• Excerpted records
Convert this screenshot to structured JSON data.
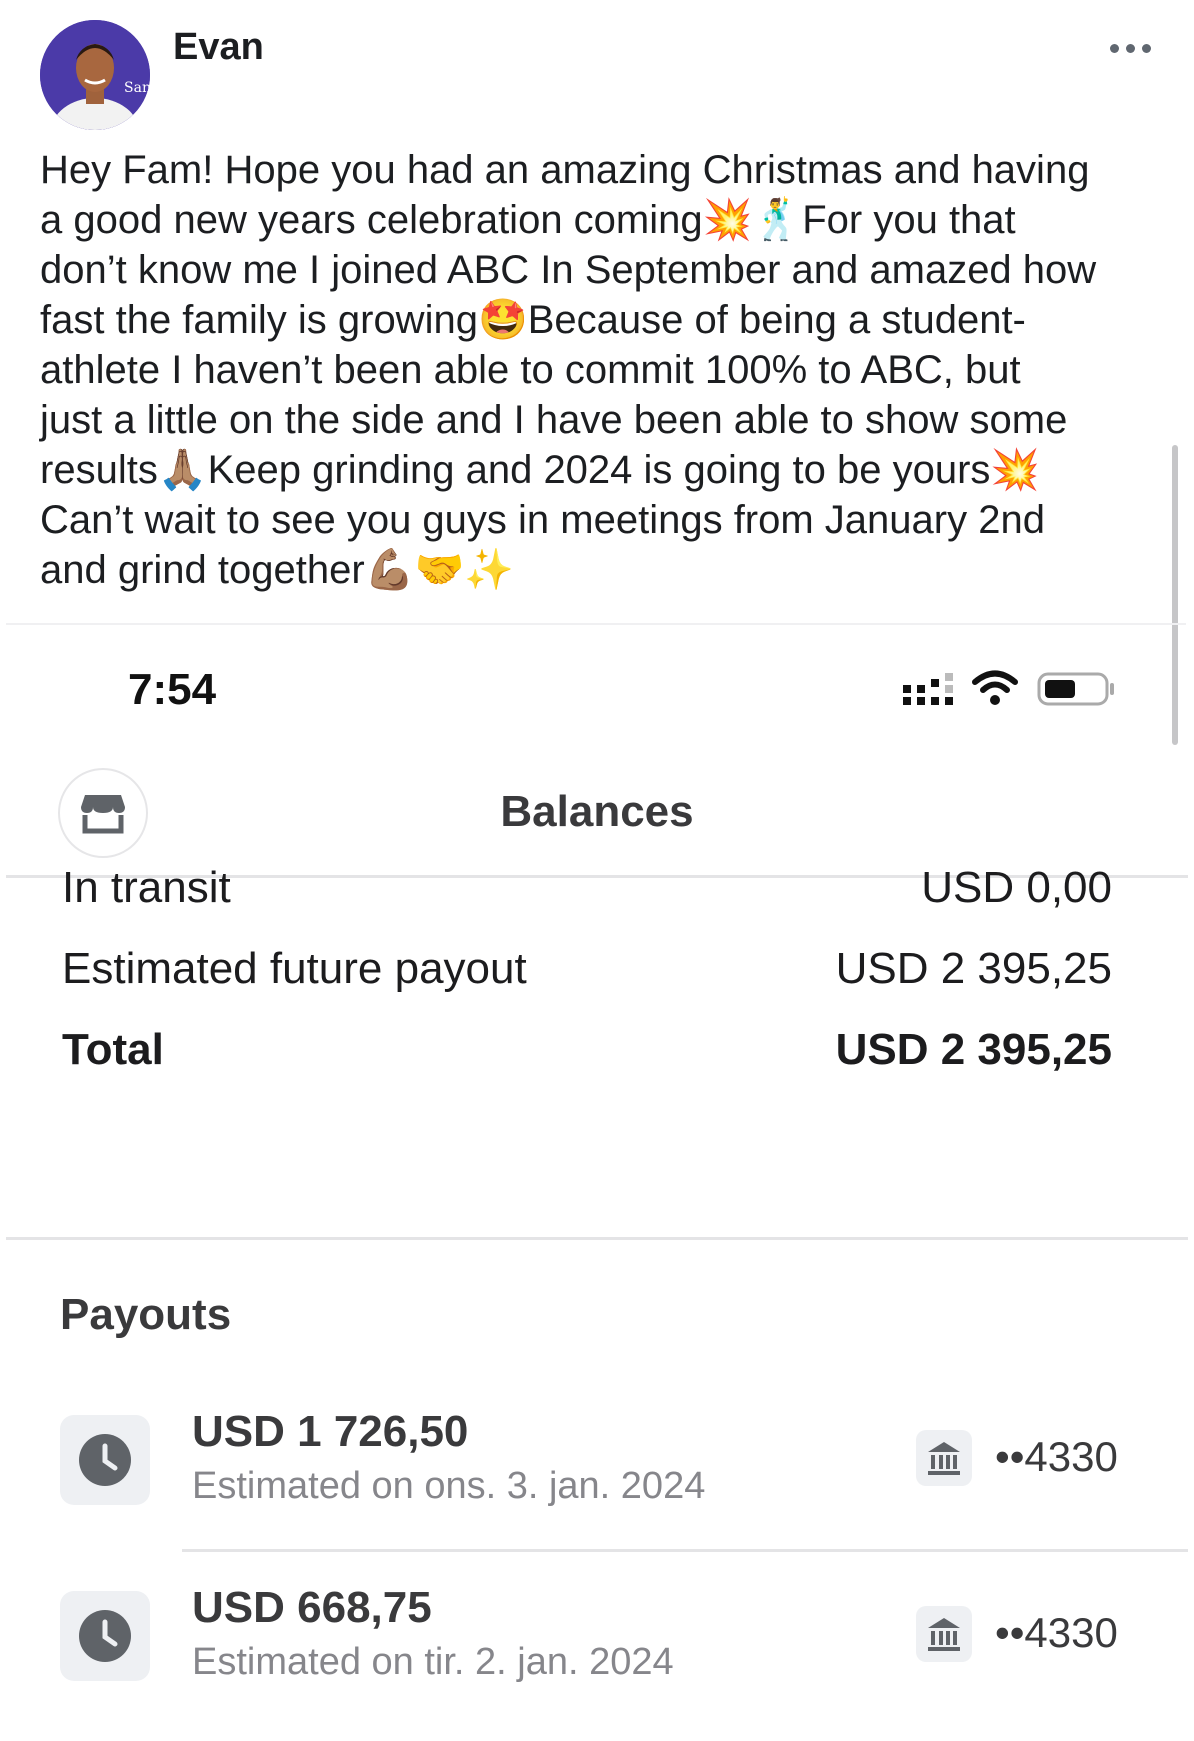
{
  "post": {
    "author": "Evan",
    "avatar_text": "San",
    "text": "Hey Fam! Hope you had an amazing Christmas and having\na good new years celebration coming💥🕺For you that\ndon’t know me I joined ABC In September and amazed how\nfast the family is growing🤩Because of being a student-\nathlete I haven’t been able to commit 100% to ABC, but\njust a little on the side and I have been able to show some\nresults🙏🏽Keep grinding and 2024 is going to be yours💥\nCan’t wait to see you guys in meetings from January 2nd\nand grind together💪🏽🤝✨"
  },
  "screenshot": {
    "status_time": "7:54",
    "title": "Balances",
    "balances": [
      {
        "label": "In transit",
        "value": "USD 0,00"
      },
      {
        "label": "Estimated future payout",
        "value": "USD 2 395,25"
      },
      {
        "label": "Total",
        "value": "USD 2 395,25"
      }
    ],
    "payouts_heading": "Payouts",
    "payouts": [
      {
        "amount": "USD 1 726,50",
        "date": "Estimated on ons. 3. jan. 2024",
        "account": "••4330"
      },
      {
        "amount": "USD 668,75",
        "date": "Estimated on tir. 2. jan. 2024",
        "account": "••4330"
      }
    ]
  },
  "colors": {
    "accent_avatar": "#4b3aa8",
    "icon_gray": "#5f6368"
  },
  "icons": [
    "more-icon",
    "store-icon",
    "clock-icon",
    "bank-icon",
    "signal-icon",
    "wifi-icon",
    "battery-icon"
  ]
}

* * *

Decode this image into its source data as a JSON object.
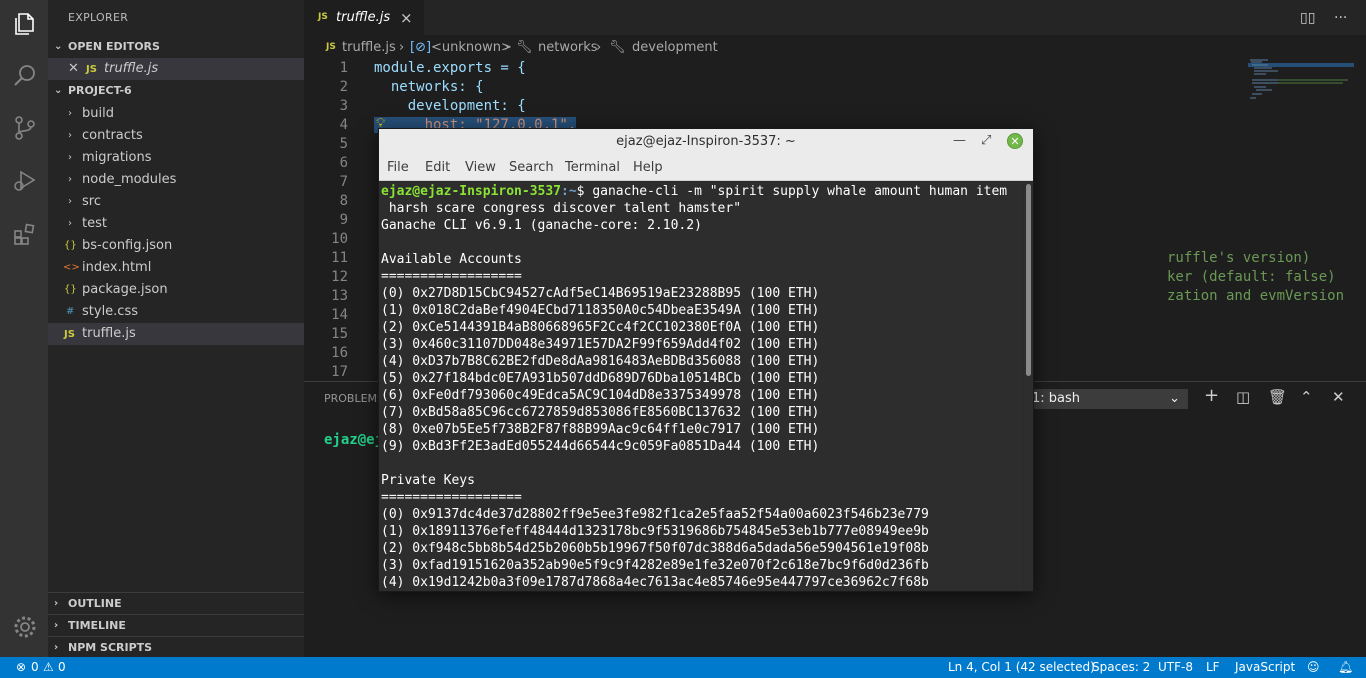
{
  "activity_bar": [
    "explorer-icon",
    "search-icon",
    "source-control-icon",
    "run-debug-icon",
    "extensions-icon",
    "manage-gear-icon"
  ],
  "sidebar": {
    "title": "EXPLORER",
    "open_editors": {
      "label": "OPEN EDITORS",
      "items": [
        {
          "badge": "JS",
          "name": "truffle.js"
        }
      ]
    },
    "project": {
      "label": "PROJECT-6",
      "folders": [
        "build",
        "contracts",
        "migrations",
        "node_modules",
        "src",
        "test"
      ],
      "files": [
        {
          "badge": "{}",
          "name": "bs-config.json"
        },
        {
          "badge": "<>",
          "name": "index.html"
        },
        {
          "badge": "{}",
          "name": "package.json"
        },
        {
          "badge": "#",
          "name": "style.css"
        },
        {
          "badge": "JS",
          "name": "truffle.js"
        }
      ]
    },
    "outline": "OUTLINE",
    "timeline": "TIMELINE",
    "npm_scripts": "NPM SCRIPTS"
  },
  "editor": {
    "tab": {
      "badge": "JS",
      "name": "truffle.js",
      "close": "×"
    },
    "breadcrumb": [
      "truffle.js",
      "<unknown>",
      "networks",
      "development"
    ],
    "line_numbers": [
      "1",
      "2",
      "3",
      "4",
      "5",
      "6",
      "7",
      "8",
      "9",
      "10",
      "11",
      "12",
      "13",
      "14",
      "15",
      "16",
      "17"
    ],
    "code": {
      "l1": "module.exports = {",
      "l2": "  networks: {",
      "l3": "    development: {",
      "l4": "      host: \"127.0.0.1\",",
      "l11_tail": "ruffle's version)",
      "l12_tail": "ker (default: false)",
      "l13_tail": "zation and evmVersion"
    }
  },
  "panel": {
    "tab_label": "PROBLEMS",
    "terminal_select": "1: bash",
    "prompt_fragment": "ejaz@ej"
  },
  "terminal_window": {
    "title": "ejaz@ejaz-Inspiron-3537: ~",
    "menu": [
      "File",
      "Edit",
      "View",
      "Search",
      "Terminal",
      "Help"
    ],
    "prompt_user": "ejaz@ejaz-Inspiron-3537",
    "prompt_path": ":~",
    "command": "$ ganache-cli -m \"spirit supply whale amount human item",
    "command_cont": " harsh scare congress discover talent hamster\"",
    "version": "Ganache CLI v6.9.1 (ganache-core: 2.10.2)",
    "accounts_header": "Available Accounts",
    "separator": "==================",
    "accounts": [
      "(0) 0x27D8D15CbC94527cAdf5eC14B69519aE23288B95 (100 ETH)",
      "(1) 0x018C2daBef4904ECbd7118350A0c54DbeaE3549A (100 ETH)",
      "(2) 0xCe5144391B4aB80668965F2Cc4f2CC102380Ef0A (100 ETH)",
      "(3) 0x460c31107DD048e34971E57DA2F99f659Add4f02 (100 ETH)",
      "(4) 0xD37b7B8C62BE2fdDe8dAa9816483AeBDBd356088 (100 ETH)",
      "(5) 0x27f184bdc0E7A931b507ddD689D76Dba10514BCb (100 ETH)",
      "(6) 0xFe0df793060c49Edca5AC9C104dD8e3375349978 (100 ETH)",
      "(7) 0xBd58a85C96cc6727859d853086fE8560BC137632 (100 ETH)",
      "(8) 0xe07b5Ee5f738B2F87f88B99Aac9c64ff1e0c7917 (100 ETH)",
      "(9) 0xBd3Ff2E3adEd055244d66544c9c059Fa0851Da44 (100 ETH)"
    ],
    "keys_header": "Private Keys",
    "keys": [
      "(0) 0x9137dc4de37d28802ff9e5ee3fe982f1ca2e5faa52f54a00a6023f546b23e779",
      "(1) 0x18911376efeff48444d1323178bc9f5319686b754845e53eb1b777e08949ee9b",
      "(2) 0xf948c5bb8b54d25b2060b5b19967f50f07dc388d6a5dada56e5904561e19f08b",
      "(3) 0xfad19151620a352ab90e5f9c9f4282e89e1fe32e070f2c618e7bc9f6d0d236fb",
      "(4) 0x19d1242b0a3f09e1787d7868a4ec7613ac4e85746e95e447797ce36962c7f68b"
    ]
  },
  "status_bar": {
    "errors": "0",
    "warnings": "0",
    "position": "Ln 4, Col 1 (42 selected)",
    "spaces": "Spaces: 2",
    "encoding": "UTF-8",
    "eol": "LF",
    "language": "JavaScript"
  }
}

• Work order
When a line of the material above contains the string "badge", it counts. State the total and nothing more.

• Answer to the exercise
7